**Prompt**
Number of lines with "axis" in the data: give that figure by itself.

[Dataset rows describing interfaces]
[Start of Attachment]

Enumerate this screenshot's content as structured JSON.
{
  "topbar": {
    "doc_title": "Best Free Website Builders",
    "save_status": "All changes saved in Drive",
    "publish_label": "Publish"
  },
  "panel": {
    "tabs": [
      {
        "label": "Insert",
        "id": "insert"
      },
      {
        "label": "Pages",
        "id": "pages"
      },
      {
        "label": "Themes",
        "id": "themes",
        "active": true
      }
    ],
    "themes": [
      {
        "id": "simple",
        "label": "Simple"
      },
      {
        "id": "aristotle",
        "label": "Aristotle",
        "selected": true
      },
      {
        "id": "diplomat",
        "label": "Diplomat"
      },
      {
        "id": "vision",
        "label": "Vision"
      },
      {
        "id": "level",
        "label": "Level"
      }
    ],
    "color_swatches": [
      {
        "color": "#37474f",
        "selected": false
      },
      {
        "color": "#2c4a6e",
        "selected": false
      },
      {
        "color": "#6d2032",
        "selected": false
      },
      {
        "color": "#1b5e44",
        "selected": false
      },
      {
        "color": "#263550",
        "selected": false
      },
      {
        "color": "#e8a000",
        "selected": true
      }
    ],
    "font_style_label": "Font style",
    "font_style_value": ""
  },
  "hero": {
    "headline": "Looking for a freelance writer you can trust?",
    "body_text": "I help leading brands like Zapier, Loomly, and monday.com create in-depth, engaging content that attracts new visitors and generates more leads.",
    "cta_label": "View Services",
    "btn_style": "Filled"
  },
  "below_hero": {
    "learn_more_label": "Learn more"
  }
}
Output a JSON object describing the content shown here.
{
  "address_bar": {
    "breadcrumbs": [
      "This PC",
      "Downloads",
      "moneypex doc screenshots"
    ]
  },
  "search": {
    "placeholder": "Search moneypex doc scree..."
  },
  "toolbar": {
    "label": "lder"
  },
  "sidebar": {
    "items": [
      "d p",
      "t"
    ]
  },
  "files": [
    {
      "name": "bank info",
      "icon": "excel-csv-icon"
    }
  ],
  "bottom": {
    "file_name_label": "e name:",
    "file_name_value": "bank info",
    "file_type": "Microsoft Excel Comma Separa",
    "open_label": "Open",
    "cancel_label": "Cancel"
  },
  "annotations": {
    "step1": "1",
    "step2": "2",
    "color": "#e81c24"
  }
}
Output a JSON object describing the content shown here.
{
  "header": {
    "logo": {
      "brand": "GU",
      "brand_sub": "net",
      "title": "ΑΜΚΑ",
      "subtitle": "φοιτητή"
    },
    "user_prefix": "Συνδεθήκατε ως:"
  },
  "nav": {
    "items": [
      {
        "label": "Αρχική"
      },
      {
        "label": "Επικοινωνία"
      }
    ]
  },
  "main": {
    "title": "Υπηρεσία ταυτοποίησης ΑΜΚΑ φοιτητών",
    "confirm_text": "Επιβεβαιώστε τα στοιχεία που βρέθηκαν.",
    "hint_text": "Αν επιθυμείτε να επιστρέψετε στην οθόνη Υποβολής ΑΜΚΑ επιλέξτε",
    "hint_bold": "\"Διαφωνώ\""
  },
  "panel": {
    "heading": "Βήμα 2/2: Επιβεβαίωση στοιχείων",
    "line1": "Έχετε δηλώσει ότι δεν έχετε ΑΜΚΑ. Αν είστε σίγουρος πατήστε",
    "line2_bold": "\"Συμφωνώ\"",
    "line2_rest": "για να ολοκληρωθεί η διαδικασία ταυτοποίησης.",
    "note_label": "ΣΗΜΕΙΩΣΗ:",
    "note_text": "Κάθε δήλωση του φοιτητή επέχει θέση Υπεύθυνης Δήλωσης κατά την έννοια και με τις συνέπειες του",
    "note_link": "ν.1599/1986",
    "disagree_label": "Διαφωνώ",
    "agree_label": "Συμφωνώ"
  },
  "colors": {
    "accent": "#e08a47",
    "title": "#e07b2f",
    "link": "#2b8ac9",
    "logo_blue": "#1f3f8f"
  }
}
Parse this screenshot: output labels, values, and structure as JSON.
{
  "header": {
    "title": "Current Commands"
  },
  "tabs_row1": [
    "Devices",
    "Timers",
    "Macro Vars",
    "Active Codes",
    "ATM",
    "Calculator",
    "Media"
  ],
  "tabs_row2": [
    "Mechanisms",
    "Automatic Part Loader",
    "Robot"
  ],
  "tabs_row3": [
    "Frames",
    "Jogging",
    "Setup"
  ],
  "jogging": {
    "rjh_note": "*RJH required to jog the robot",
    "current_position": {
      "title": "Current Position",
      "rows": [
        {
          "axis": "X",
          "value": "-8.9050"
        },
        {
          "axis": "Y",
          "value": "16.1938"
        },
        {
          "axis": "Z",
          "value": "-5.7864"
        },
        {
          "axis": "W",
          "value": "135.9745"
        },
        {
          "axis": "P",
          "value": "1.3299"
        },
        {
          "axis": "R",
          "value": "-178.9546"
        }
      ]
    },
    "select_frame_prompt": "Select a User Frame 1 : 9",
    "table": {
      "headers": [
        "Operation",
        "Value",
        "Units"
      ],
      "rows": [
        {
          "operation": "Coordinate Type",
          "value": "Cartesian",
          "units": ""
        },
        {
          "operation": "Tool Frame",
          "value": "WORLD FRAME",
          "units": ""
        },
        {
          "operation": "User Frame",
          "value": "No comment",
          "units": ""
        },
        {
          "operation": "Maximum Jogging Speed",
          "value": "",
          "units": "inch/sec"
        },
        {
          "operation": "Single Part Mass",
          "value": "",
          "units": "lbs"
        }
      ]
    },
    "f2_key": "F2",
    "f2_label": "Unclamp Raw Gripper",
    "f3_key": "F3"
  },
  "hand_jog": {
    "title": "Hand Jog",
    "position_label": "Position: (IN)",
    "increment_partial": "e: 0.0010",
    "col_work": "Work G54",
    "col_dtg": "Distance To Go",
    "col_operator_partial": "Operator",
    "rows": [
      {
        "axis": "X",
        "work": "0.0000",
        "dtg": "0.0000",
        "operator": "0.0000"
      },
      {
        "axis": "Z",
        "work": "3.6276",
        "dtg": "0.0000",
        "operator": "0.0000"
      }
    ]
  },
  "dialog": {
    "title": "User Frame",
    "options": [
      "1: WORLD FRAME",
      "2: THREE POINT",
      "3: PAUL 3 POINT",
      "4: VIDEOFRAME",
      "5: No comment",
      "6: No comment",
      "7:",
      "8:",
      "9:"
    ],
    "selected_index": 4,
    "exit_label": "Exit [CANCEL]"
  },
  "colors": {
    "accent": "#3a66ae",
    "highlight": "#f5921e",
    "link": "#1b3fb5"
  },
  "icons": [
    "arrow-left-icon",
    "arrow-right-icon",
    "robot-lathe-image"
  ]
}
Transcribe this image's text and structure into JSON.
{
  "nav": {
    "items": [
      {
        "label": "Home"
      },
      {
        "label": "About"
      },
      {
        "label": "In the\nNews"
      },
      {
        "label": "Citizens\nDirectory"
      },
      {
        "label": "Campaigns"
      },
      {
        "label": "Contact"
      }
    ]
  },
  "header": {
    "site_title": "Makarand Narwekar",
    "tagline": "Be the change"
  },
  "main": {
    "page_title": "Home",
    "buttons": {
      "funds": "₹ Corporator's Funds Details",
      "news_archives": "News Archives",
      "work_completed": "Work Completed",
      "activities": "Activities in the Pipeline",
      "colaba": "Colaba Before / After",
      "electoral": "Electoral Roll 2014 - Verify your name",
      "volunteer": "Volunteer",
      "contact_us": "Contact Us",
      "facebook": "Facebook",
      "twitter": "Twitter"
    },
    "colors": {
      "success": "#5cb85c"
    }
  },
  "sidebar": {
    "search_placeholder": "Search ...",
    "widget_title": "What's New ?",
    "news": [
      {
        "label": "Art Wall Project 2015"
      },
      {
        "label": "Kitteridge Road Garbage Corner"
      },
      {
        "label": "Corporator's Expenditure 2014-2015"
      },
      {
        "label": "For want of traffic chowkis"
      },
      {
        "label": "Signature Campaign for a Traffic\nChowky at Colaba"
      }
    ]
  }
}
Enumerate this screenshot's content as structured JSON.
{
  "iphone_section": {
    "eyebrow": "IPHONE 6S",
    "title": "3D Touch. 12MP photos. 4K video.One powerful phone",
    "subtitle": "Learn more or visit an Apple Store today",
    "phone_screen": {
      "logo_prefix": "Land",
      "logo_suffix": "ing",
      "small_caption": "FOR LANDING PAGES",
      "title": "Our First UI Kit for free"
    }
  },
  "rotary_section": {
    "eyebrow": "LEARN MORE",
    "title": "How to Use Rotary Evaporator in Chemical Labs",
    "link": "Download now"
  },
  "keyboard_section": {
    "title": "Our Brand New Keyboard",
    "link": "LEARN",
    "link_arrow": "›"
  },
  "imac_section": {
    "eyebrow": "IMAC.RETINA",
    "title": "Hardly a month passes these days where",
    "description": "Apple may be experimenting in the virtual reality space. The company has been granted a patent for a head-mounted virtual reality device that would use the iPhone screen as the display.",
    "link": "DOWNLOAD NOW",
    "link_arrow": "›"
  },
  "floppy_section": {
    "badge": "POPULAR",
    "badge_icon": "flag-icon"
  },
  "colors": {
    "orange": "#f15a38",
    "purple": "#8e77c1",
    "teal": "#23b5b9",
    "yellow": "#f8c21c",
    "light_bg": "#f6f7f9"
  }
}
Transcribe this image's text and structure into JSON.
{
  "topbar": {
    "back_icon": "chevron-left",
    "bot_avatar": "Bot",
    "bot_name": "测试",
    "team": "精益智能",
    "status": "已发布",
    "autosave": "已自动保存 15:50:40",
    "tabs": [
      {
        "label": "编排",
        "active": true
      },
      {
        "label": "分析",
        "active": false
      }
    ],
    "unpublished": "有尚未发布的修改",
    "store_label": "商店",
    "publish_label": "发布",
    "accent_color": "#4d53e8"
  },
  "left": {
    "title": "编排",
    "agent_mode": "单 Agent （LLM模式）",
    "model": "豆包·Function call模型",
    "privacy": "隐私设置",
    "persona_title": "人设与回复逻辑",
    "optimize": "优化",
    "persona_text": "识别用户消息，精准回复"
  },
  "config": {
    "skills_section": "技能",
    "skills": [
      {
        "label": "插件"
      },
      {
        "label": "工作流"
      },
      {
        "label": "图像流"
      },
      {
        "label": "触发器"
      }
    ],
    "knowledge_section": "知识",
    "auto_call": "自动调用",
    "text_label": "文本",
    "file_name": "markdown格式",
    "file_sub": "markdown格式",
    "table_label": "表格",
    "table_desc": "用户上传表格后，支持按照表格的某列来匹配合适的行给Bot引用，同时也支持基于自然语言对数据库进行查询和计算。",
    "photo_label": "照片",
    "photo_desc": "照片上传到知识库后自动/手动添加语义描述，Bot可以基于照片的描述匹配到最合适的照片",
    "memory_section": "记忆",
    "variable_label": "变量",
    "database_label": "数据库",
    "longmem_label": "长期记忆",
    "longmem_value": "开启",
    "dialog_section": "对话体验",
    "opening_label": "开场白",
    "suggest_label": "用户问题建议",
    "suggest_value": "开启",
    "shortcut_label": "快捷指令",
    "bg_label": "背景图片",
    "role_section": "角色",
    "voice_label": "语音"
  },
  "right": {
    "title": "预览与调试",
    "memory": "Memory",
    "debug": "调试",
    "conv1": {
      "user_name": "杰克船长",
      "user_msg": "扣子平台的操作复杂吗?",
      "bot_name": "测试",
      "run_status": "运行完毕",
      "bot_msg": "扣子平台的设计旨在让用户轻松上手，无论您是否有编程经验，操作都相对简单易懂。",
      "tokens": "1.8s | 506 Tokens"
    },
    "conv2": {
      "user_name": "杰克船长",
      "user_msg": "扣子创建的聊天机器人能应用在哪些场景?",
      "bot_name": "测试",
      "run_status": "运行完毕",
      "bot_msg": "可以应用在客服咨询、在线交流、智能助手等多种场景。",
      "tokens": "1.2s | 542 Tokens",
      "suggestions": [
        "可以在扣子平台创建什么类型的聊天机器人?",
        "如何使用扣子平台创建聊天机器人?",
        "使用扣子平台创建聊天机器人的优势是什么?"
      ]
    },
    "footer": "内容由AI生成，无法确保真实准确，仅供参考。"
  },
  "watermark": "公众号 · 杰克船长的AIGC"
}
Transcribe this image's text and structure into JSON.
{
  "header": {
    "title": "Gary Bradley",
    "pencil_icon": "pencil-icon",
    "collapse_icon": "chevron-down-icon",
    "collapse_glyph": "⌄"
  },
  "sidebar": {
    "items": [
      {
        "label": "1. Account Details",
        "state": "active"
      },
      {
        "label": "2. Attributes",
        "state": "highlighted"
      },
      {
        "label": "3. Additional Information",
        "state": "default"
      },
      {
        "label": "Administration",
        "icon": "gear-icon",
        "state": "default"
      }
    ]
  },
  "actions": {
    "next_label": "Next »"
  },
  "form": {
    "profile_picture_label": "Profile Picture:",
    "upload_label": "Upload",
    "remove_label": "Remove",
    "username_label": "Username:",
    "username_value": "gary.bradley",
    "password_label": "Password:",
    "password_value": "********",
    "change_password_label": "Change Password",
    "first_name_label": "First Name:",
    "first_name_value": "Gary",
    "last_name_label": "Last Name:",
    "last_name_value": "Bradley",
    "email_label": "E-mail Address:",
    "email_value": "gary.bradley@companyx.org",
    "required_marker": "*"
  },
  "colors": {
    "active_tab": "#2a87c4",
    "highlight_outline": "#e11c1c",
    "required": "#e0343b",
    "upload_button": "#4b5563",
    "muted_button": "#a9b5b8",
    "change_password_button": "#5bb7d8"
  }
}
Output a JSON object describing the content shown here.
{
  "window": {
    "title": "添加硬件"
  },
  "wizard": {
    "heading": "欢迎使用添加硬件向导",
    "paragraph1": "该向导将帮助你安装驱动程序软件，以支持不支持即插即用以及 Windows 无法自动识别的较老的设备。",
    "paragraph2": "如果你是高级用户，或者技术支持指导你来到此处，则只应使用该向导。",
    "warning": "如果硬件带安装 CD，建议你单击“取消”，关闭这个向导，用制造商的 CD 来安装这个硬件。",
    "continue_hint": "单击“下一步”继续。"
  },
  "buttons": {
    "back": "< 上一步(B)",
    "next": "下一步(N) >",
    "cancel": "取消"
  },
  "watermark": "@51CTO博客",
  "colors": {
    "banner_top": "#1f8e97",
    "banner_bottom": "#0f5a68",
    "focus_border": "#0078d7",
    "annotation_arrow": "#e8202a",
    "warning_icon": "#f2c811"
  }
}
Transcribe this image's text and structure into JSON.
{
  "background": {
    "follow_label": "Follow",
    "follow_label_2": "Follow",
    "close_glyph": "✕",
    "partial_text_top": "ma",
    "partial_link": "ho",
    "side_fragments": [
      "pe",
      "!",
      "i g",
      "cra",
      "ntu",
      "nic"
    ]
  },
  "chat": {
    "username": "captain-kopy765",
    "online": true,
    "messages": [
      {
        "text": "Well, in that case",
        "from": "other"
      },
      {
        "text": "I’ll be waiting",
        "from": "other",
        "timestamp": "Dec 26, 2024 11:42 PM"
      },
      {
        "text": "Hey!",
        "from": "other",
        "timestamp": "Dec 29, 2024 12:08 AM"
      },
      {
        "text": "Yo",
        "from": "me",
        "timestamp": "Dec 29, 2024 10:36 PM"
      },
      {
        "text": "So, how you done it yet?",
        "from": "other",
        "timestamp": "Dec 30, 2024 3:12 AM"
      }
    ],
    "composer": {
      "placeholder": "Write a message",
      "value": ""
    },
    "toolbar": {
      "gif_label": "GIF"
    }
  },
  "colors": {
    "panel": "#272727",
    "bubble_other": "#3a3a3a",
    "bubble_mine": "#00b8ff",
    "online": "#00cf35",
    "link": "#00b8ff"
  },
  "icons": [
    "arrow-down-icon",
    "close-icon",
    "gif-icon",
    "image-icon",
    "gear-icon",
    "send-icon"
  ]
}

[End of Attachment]

**Solution for this problem**
8